======== MATERIAL SHOWN
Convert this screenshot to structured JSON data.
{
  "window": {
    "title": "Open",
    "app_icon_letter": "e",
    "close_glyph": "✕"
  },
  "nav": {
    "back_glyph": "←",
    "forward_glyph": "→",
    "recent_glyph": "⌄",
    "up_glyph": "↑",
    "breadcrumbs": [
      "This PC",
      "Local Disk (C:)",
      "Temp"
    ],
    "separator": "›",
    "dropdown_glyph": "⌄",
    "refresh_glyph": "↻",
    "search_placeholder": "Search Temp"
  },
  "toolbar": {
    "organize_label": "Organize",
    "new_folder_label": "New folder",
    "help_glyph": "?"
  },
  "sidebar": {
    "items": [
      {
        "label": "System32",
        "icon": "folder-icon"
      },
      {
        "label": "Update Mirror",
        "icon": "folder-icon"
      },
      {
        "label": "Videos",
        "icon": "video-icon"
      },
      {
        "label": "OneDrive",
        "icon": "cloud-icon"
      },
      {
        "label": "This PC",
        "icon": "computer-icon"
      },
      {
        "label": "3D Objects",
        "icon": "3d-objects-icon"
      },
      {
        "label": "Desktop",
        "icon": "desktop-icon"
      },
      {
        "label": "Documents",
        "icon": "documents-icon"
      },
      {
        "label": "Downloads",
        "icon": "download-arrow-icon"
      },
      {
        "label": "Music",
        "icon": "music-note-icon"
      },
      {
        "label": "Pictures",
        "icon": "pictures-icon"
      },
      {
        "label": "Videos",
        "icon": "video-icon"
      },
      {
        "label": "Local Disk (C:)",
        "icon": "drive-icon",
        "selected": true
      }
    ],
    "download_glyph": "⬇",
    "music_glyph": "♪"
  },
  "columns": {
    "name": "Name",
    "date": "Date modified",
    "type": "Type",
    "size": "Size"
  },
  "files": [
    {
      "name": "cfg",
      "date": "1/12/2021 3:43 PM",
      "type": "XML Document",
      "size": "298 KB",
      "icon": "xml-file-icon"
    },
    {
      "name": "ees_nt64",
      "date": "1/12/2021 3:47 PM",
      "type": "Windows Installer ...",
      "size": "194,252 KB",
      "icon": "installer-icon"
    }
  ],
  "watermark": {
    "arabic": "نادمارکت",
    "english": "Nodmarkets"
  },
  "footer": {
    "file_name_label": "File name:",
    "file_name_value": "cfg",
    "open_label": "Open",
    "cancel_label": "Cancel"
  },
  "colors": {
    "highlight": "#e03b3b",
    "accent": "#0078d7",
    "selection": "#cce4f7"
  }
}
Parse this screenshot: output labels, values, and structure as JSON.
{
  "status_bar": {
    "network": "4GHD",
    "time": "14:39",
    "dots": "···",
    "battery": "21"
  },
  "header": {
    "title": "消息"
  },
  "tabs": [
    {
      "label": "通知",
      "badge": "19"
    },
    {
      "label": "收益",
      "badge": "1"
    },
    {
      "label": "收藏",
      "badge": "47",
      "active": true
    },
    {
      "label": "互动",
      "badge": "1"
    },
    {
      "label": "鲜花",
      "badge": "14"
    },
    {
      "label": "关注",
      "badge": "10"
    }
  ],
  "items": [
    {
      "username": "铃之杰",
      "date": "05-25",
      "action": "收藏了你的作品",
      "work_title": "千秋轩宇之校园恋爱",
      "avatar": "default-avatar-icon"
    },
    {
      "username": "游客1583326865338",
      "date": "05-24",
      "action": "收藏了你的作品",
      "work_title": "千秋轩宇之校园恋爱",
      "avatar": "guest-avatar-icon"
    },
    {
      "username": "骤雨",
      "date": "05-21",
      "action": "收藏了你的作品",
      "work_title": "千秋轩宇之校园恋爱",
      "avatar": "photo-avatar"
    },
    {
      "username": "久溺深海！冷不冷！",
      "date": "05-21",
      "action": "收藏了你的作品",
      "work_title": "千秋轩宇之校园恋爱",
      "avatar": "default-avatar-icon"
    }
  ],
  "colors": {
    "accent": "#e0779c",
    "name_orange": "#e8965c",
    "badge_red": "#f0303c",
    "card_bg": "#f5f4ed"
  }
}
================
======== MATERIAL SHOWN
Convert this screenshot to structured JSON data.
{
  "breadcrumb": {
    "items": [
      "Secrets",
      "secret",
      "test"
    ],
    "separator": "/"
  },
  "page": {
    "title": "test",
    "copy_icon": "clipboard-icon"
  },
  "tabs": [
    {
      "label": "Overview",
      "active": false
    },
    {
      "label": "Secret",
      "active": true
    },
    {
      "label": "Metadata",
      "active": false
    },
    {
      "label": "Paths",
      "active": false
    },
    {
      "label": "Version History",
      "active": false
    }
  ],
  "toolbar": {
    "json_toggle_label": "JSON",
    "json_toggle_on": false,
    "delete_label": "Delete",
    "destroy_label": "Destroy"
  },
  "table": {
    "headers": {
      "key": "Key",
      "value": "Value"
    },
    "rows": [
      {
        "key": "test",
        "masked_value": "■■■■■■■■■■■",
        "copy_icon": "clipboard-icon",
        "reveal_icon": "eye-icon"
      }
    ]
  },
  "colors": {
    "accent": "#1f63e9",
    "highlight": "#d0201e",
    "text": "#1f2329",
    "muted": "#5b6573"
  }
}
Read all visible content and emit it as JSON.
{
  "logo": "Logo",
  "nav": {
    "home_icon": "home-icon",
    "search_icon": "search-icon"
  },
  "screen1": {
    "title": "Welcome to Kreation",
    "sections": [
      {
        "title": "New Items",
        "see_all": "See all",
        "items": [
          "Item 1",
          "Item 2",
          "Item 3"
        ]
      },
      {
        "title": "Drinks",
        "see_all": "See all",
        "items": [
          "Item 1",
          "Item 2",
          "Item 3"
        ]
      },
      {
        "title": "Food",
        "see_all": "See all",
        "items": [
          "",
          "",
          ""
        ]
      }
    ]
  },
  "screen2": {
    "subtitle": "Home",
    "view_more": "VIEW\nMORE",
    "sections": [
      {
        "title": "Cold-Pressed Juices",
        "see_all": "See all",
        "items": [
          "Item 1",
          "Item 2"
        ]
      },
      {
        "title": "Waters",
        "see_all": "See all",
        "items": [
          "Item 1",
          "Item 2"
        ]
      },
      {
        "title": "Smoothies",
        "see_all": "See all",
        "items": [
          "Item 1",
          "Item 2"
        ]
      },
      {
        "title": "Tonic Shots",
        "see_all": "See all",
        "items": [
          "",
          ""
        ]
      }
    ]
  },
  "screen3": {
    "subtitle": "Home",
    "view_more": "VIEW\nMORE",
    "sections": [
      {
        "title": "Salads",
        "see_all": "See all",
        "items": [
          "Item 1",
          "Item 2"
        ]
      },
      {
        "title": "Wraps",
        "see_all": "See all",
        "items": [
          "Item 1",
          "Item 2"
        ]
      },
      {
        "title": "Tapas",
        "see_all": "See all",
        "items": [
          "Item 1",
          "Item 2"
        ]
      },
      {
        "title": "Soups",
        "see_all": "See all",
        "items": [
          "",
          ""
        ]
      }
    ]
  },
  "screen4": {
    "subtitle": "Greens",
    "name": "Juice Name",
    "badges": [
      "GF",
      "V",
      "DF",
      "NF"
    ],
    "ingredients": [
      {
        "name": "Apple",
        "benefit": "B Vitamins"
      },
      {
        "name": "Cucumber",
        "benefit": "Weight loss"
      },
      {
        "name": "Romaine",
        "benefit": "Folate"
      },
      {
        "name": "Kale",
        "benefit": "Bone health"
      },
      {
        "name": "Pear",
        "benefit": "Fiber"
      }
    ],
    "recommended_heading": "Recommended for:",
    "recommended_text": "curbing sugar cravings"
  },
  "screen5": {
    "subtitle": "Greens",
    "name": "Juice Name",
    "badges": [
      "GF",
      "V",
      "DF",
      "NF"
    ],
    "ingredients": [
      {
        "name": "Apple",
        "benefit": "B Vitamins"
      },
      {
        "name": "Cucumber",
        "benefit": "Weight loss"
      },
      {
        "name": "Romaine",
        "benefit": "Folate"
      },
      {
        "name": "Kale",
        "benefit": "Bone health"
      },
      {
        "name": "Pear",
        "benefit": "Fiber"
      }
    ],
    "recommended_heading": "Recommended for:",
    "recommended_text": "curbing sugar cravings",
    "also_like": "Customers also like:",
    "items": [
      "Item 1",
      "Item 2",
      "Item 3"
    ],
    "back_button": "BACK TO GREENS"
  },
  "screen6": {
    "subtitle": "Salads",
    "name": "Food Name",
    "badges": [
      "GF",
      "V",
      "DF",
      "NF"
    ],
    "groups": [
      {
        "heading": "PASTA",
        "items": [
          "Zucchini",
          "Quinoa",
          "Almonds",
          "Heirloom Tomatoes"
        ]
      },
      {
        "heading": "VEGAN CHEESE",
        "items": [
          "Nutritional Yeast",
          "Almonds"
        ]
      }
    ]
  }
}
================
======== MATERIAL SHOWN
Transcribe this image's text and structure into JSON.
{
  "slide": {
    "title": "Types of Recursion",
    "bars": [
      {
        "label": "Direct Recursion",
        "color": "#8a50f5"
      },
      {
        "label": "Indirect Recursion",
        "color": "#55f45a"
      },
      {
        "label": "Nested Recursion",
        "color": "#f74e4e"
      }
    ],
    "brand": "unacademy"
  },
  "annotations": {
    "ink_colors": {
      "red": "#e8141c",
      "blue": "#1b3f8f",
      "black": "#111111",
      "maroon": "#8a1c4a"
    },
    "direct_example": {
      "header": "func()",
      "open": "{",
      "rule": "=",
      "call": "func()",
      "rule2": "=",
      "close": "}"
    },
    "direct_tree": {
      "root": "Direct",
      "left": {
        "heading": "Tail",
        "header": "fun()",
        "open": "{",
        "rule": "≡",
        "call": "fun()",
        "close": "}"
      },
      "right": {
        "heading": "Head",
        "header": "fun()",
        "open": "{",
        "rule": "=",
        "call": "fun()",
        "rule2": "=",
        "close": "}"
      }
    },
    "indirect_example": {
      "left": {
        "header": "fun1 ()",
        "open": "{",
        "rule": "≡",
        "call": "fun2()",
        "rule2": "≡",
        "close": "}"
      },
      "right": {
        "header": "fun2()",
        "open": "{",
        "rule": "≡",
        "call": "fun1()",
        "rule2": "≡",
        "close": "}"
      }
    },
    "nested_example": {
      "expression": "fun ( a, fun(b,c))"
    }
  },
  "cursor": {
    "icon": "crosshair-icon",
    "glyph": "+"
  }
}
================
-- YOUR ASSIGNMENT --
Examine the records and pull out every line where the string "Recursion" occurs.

-- TASK ANSWER --
    "title": "Types of Recursion",
        "label": "Direct Recursion",
        "label": "Indirect Recursion",
        "label": "Nested Recursion",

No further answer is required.